What Is the Church
And why are the reforming markers of the church (preaching and ordinances) so crucial for understanding what the church is?
The church is a group of Christians (those partaking in the New Covenant with God by believing in Jesus Christ) who, together, identify themselves and others as followers of Jesus through regularly gathering in His name, preaching the Gospel and celebrating the ordinances. While there is a global church, united in belief and atoned for by the blood of Christ, there are local expressions of the church in communities throughout all the nations. The local church is the focal point for displaying God’s glory to the surrounding people group. It reflects the character of God. It is God and the Gospel of Jesus Christ that produces the church, and it is the church that then protects and promotes the Gospel.
For those in the local church, there is a relationship between the message of the Gospel and the life of the church. The message of Jesus Christ gives life to the church, which in turn calls for a faithful dedication to protect, display, give credibility to and argue for the message of Christ. The church is portraying a future hope to the world that can only be found in Christ. We see it as our mission to go and tell the world of this hope, not just wait for them to come to us. We have a narrow focus of calling and making disciples, while maintaining a broad mindset of fulfilling the Great Commission and teaching all that entails in being a disciple of Christ.
The church has a corporate function to be in unity with one another, promoting and preserving the body of peace (Ephesians 4:3). This is also lived out in the life of each believer as they are unified in their message, efforts and convictions. The most urgent task of the church (individual and corporate) is to make disciples, because this addresses the world’s most urgent problem, theologically. Making disciples is a crucial responsibility of the church, because the most important part of a person is their view of God.
God does not call us to transform the world, rather He calls us to live like a transformed people in the world. As new creations in Christ, we bear His image as redeemed people who are living right with God. Therefore, the church’s mission is to be the representation of God on earth. We image the glory of God by listening and acting upon His Word. The local church accomplishes its created purpose when we display the wise, holy and loving image of God for all the world to see.
The reforming marks of the church are important for equipping individual members to live in accordance with God’s will, and also for the church to fulfill the mandates given by God for the corporate body of believers. The preaching of God’s Word (Romans 10:14–17), baptism and the Lord’s Supper are vital elements for a church to be the church. Without any of these, the group is just a gathering of believers; they are not the church. Yet, when a group of believers choose to have God’s Word preached and faithfully adhere to it by partaking in the acts of baptizing and sharing communion together, that group is now a church.

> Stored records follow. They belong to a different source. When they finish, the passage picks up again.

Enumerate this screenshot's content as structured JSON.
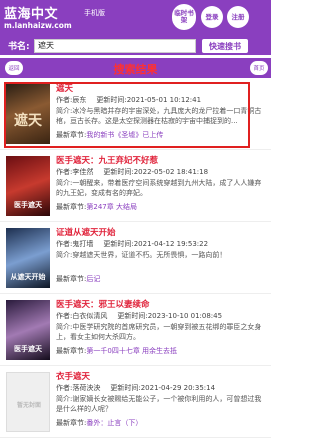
{
  "header": {
    "site_name": "蓝海中文",
    "site_sub": "手机版",
    "site_url": "m.lanhaizw.com",
    "history_label": "临时书架",
    "login_label": "登录",
    "register_label": "注册"
  },
  "search": {
    "label": "书名:",
    "value": "遮天",
    "button_label": "快速搜书"
  },
  "results_bar": {
    "back_label": "返回",
    "title": "搜索结果",
    "home_label": "首页"
  },
  "results": [
    {
      "title": "遮天",
      "author_label": "作者:",
      "author": "辰东",
      "updated_label": "更新时间:",
      "updated": "2021-05-01 10:12:41",
      "intro_label": "简介:",
      "intro": "冰冷与黑暗并存的宇宙深处，九具庞大的龙尸拉着一口青铜古棺，亘古长存。这是太空探测器在枯寂的宇宙中捕捉到的...",
      "latest_label": "最新章节:",
      "latest": "我的新书《圣墟》已上传",
      "cover_text": "遮天"
    },
    {
      "title": "医手遮天：九王弃妃不好惹",
      "author_label": "作者:",
      "author": "李佳然",
      "updated_label": "更新时间:",
      "updated": "2022-05-02 18:41:18",
      "intro_label": "简介:",
      "intro": "一朝醒来，带着医疗空间系统穿越到九州大陆，成了人人嫌弃的九王妃，变成有名的弃妃。",
      "latest_label": "最新章节:",
      "latest": "第247章 大结局",
      "cover_text": "医手遮天"
    },
    {
      "title": "证道从遮天开始",
      "author_label": "作者:",
      "author": "鬼打墙",
      "updated_label": "更新时间:",
      "updated": "2021-04-12 19:53:22",
      "intro_label": "简介:",
      "intro": "穿越遮天世界，证道不朽。无所畏惧，一路向前！",
      "latest_label": "最新章节:",
      "latest": "后记",
      "cover_text": "从遮天开始"
    },
    {
      "title": "医手遮天：邪王以妻续命",
      "author_label": "作者:",
      "author": "白衣似清风",
      "updated_label": "更新时间:",
      "updated": "2023-10-10 01:08:45",
      "intro_label": "简介:",
      "intro": "中医学研究院的首席研究员，一朝穿到被五花绑的罪臣之女身上，看女主如何大杀四方。",
      "latest_label": "最新章节:",
      "latest": "第一千0四十七章 用余生去抵",
      "cover_text": "医手遮天"
    },
    {
      "title": "衣手遮天",
      "author_label": "作者:",
      "author": "落荷泱泱",
      "updated_label": "更新时间:",
      "updated": "2021-04-29 20:35:14",
      "intro_label": "简介:",
      "intro": "谢家嫡长女被赐给无能公子，一个被你利用的人，可曾想过我是什么样的人呢？",
      "latest_label": "最新章节:",
      "latest": "番外：止言（下）",
      "cover_text": "暂无封面"
    }
  ],
  "colors": {
    "brand": "#8a3fbf",
    "title_red": "#e0223a",
    "highlight": "#e02020"
  }
}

Baptism and the Lord’s Supper serve as a means of protecting the Gospel and marking individuals as Christ’s own, no longer belonging to the world. The ordinances of baptism and communion bring individual believers into the fold of God’s flock by making them united as one (1 Corinthians 10:16–17). Baptism is the initial public pledge to Christ and His people, while partaking in the Lord’s Supper is the believer’s ongoing oath to be committed to Christ and the church. It is impossible for the church to exist without the preaching of God’s Word and the ordinances. It is also impossible for a Christian to experience true life in Christ without maintaining a connection to the church.
This article originally appeared here.